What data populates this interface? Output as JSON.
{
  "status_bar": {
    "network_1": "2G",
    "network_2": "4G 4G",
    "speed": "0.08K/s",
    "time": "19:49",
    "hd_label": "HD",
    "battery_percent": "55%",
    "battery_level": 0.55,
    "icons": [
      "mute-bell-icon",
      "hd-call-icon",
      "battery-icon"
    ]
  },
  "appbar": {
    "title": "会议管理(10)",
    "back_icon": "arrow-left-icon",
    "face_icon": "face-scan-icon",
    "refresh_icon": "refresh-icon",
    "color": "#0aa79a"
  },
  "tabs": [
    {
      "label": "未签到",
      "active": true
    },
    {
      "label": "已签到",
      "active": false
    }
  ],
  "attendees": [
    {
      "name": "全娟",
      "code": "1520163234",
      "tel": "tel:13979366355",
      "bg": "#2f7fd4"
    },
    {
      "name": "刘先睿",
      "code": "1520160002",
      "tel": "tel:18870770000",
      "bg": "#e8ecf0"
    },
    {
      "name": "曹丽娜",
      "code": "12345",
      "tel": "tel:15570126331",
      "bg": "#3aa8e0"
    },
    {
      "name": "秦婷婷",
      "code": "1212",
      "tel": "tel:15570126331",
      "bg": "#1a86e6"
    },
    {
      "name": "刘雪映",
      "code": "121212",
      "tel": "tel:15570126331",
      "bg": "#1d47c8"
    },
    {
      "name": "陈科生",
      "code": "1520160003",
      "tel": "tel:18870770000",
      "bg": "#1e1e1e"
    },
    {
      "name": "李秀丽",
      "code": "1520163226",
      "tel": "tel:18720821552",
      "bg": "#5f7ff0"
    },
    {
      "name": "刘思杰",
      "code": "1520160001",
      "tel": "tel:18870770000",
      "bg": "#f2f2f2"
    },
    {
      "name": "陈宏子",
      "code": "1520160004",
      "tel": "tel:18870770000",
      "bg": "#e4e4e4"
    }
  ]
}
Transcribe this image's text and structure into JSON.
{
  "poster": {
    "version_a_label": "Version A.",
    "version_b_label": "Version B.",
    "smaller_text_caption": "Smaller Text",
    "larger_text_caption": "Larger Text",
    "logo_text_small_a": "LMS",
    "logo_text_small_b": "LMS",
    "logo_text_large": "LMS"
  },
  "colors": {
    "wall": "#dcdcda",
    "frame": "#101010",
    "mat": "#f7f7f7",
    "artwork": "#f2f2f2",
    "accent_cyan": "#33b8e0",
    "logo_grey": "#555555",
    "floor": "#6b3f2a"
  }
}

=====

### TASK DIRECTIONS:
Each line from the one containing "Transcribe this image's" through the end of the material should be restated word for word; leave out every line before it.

### ANSWER TO THE EXERCISE:
Transcribe this image's text and structure into JSON.
{
  "poster": {
    "version_a_label": "Version A.",
    "version_b_label": "Version B.",
    "smaller_text_caption": "Smaller Text",
    "larger_text_caption": "Larger Text",
    "logo_text_small_a": "LMS",
    "logo_text_small_b": "LMS",
    "logo_text_large": "LMS"
  },
  "colors": {
    "wall": "#dcdcda",
    "frame": "#101010",
    "mat": "#f7f7f7",
    "artwork": "#f2f2f2",
    "accent_cyan": "#33b8e0",
    "logo_grey": "#555555",
    "floor": "#6b3f2a"
  }
}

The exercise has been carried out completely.